WHO's Idea for Universal HIV Testing Raises Hopes, Fears
December 12, 2008
AIDS experts and public health advocates are weighing in on a recent study that suggested the AIDS epidemic could be reversed by an aggressive test-and-treat strategy.
"We have to look carefully at how people are being tested, by whom, if they are being properly counseled, if it is truly voluntary," said Patricia Daoust, director of the Physicians for Human Rights' Health Action AIDS Campaign.
"Concerning annual voluntary testing, it's difficult to imagine you get 100 percent testing [while] making sure it is confidential and voluntary," said Kevin Moody of the Global Network of People Living with HIV/AIDS. "There is still a lot of stigma and discrimination against [HIV-positive] people, so it is important to work with countries to make a safe environment for people to get tested."
"Currently, the upscale of prevention and treatment programs is undermined by gender inequality, violence against women, against sexual minorities, mandatory testing, lack of confidentiality, stigma and discrimination, and criminalization of sex workers and drug users," said Mandeep Dhaliwal of the UN Development Program's HIV/AIDS division.
Seth Berkley, president of the International AIDS Vaccine Initiative, voiced concern about the effects of drug resistance on such a program. "First-line antiretrovirals have become less toxic, but second- and third-line treatments, which would be required when drug resistance occurs, are much more toxic and much more expensive." Berkley acknowledged that "in theory, this new model would work," but he added, "given the impracticality of this intervention, it is unlikely to work in a real life situation."
Inter Press Service
12.10.2008; Nastassja Hoffet
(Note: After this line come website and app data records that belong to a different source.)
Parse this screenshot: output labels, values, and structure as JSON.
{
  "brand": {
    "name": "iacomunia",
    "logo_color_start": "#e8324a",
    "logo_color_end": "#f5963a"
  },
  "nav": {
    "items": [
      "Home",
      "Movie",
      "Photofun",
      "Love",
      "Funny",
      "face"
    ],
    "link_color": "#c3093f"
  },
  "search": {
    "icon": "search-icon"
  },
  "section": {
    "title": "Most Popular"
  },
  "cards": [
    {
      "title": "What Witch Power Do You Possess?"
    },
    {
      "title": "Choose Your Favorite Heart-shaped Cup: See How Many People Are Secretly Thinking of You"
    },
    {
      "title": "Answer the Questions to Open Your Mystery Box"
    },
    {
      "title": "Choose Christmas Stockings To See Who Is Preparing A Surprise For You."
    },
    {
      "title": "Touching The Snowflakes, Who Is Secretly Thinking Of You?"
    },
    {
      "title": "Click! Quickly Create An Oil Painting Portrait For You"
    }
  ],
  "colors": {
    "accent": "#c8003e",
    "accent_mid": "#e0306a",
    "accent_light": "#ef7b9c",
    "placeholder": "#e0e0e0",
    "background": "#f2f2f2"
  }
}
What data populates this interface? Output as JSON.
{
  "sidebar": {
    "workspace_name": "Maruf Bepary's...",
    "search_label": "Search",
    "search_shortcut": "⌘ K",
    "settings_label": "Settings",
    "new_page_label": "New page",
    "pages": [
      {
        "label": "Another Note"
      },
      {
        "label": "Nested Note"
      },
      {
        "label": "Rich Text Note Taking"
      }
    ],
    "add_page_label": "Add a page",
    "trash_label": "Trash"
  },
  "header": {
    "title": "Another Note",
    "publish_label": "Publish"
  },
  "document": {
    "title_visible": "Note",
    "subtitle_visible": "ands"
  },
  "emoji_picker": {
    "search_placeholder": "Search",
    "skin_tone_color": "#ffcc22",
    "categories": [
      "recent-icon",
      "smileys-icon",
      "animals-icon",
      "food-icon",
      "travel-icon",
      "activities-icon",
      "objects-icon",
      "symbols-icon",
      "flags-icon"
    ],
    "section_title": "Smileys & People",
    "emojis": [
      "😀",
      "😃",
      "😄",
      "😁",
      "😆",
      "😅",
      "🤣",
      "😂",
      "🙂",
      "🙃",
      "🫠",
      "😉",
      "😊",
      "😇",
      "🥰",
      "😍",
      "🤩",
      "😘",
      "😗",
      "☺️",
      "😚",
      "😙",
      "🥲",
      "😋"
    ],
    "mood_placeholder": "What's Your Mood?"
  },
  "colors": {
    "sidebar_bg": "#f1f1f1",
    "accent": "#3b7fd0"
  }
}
This article was provided by U.S. Centers for Disease Control and Prevention. It is a part of the publication CDC HIV/Hepatitis/STD/TB Prevention News Update. Visit the CDC's website to find out more about their activities, publications and services.